Armenia: With EU Deal, Romancing Both Brussels and Moscow
Moscow appears angling to reinforce Armenia’s shaken commitment to the Russia-centric economic space, the Eurasian Economic Union, ahead of a key deal between Armenia and the European Union.
On October 11, Russian President Vladimir Putin gathered together in Dushanbe with leaders from nine post-Soviet countries, including Armenian President Serzh Sargsyan, to discuss goings-on in the Eurasian Economic Union (EEU), a trade community cobbled together by Moscow as a response to the EU. Russian Prime Minister Dmitry Medvedev is expected to get deeper into the details of this communal economy during a visit to Armenia scheduled for sometime this month. Medvedev will be discussing ways to simplify the movement of goods between Armenia, Russia and the rest of the EEU.
Some see these discussions as part of a Russian campaign to reassure doubting Armenia that it made the right choice in 2015 to align itself economically with Russia instead of the EU. From the kickoff, the economic benefits of the EEU relationship have fallen short of Armenian expectations.
To counter disenchantment with the pact, Russian media has added its voice to the Kremlin’s efforts. Moscow’s state-financed Sputnik news service this week described the EEU as a chance, courtesy of Russia, for Armenia to restore its Soviet-era prosperity.
Moscow is making its moves just before Armenia plans to make a significant step toward the West. Next month, President Sargsyan is expected to visit Brussels to attend a summit of the EU with its Eurasian partners -- Armenia, Azerbaijan, Belarus, Georgia, Moldova and Ukraine. If not at the summit itself, but likely later this year, the EU and Armenia are expected to sign a Comprehensive and Enhanced Partnership Agreement.
Described as “ground-breaking,” the deal is, in fact, a compromise on an earlier, failed Association Agreement about political integration and free trade. Pressure from Russia, which is reluctant to see its satellites drift westward, is believed to have led to the Association Agreement’s last-minute collapse in 2013. Heavily reliant on Moscow for security, trade and investment, Yerevan pretty much fled the altar and soon tied the knot with Russia and its EEU.
Coming after a four-year chill or, as some put it more charitably, a “strategic pause,” in relations between Brussels and Yerevan, this latest compact is sometimes described as an “Association Agreement lite.” Still a work-in-progress, the treaty reportedly contains the original provisions on political reform and is meant to make sure the EU and Armenia share democratic values, if not an economy.
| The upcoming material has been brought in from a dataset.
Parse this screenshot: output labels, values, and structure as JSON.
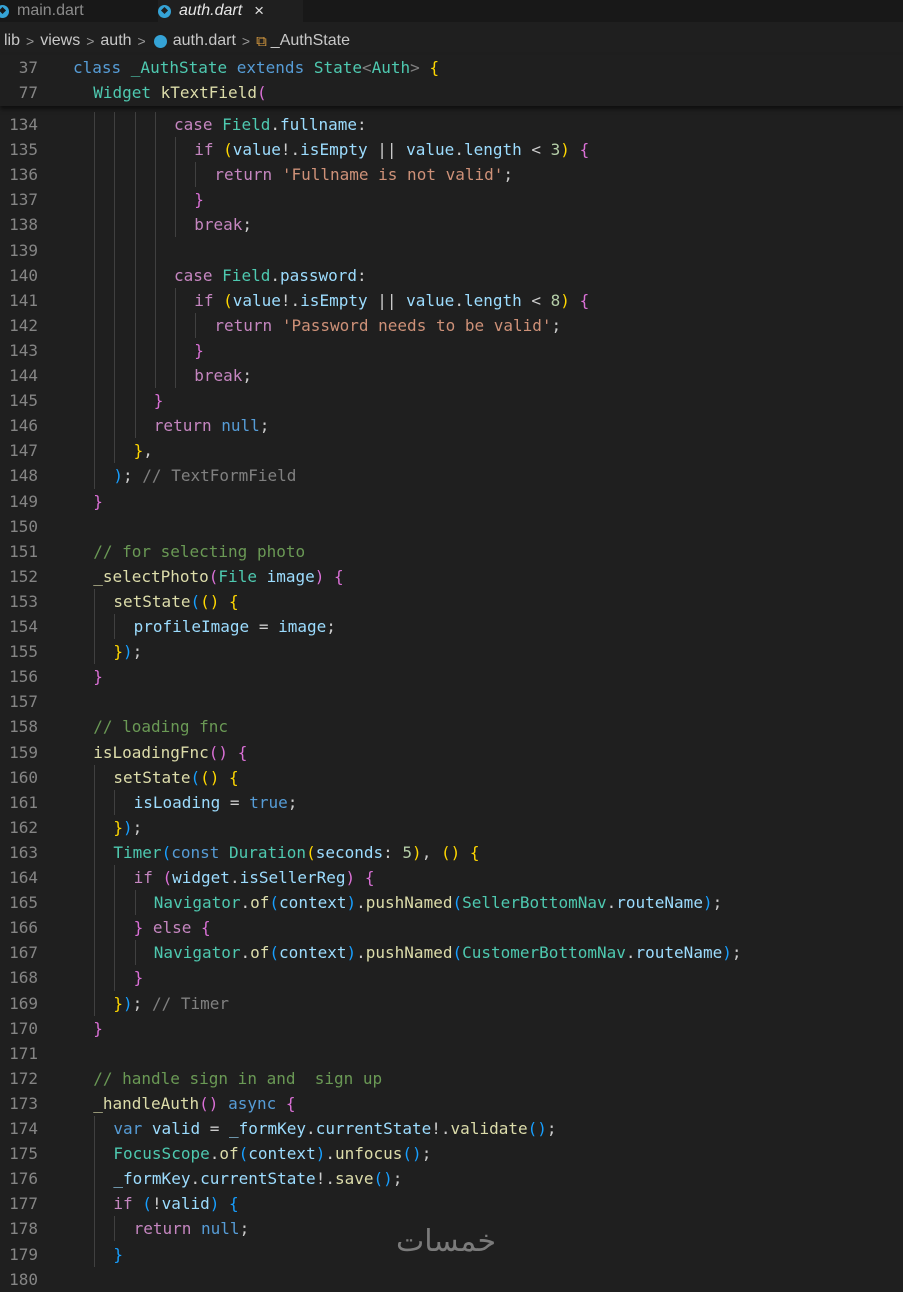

The agreement contains clauses on cooperation between economic sectors, though EEU rules for Armenia will still apply.
Russia has not commented publicly on the agreement, but some non-Russian observers believe that it does not object to the deal. In a recent review of Armenia-EU ties, scholars Hrant Kostanyan and Richard Giragosian conjecture that the EEU may try “to leverage Armenia as a potential new platform to engage the EU.”
Russia has other ways to exert influence on Armenia’s EU ambitions as well. Economic ties aside, Moscow still acts as the security guarantee for Armenia, sandwiched between foes Azerbaijan and Turkey. Indeed, a new, $100-million export loan for Armenia to purchase Russian weapons is now in the offing.
Against that backdrop, Armenia may appear unlikely to move meaningfully toward Western integration. In Dushanbe, President Sargsyan said he is happy with the EEU and wants more of it.
But even though Sargsyan’s government has not embraced calls to quit the EEU, lest it anger Moscow, it clearly wants to keep its options open.
As Armenia’s second largest trade partner after Russia, the EU, of course, is ready to oblige. Its Commissioner for European Neighbourhood Policy and Enlargement Negotiations, Johannes Hahn, called the accord with Armenia a “blueprint for possible new relationships.”
Yet Kostanyan and Giragosian urge caution. The implementation of Yerevan’s EU deal, they warn, could be “as daunting as the negotiations, and perhaps even more difficult.”